Punk Politics

ANARCHO-PUNKS ORGANIZE FIRST ROCK AGAINST RACISM CONCERT AT UH (1979)

Led by a sociology student named Henry Weissborn, the three-member strong Direct Action Committee (DAC) at the University of Houston began organizing “Be-In” events in the spirit of the previous decade’s counterculture. Also know by the Youth International Party’s moniker “Yippies,” Weissborn, brothers Jeff and Dave Stewart and their fellow activist party banded together with some of Houston’s earliest punk bands to produce these underground music gigs.
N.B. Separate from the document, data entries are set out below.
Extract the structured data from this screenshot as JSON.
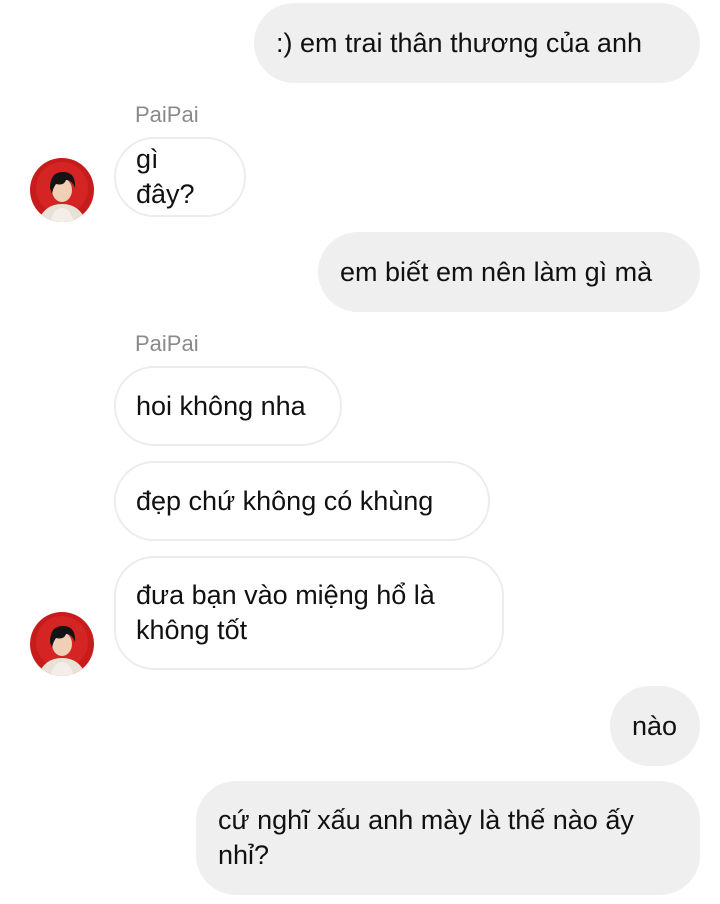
{
  "contact": {
    "name": "PaiPai",
    "avatar_icon": "profile-photo"
  },
  "colors": {
    "outgoing_bubble": "#efefef",
    "incoming_border": "#ececec",
    "sender_label": "#8a8a8a",
    "avatar_bg": "#c81c1c"
  },
  "messages": [
    {
      "from": "me",
      "text": ":) em trai thân thương của anh"
    },
    {
      "from": "PaiPai",
      "sender": "PaiPai",
      "text": "gì đây?"
    },
    {
      "from": "me",
      "text": "em biết em nên làm gì mà"
    },
    {
      "from": "PaiPai",
      "sender": "PaiPai",
      "text": "hoi không nha"
    },
    {
      "from": "PaiPai",
      "text": "đẹp chứ không có khùng"
    },
    {
      "from": "PaiPai",
      "text": "đưa bạn vào miệng hổ là\nkhông tốt"
    },
    {
      "from": "me",
      "text": "nào"
    },
    {
      "from": "me",
      "text": "cứ nghĩ xấu anh mày là thế nào ấy\nnhỉ?"
    }
  ]
}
There is cut-and-paste evidence that legendary Houston punk progenitors Really Redand Legionaire’s Disease performed at Yippie-organized Be-Ins, including an outdoor event held November 18, 1978, at Lynn Eusan Park, which drew a massive crowd of around 500 supporters, according to a report in Weissborn’s first DIY publication, ULTRA magazine.

Houston’s student Yippie chapter planned to launch the city’s first Rock Against Racism event on campus as documented on this flyer promoting ULTRA, but the “free rock and reggae” campus event was called off. The show took place instead at Paradise Island on April 1, 1979. Among some of the classic punk bands performing for the first time were AK-47 and Vast Majority, two of Houston’s most radical.

ORIGINAL FLYER COURTESY OF   WILD DOG ARCHIVES  .

ORIGINAL FLYER COURTESY OF WILD DOG ARCHIVES.

IMAGERY OF REVOLT: AK-47’S THE BADGE AND THE MACHINE MANDALA (1980)

IMAGERY OF REVOLT: AK-47’S THE BADGE AND THE MACHINE MANDALA (1980)

One of the most iconic records to come out of the first wave Houston punk scene, AK-47’s The Badge Means You Suck (/Kiss My Machine, 1980) was a protest anthem against Houston’s Police Department, which had a documented history of racism and extreme violence during the 1970s.

GRASS ROOTS ACTIVISM, ROCK AGAINST RACISM (1979)

Before WILD DOG zine, Henry Weissborn, a sociology student at the University of Houston and President of the Direct Action Committee (Yippie Chapter), edited the organization’s underground zine, ULTRA (1978-1979), which covered civil disobedience, gay rights, feminism, marijuana reform, anti-nuclear campaigns, and the counterculture.

In 1979, Weissborn booked New York’s Joy Ryder and Avis Davis to headline a Rock Against Racism (RAR) outdoor concert/event at the University of Houston. The Yipster organized show was cancelled at the university campus, and the lineup was rescheduled at the Paradise Island club. Houston’s first RAR concert on April 1, 1979, featured first wave punk bands Really Red, Legionaire’s Disease, and Christian Oppression (The Hates). Vast Majority, a band Weissborn later joined as Henry “Bad Guitar” and helped to produce its only release on Wild Dog Records, made its first appearance at the venue, as did AK-47.

ULTRA #4, Weissborn’s last issue, covered Houston’s emerging punk scene in its last pages and notified readers about an April 1 “Be In.” Only weeks after the RAR showcase, WILD DOG #1 debuted in April ’79.

“We’ve only just begun,” Weissborn said in his inaugural Editor’s Note in WILD DOG.

“The Houston punk scene is getting off the ground…the April 1 Rock Against Racism brought out virtually all the punk bands in town. Wild Dog hopes to keep the heat on!”

STUDENTS OF THE   UNIVERSITY OF HOUSTON  .   HOUSTONIAN 1977 – SENIORS: VOIGT – WHITE.   HOUSTONIAN YEARBOOK COLLECTION. SPECIAL COLLECTIONS,   UNIVERSITY OF HOUSTON LIBRARIES  .

STUDENTS OF THE UNIVERSITY OF HOUSTONHOUSTONIAN 1977 – SENIORS: VOIGT – WHITE. HOUSTONIAN YEARBOOK COLLECTION. SPECIAL COLLECTIONS, UNIVERSITY OF HOUSTON LIBRARIES.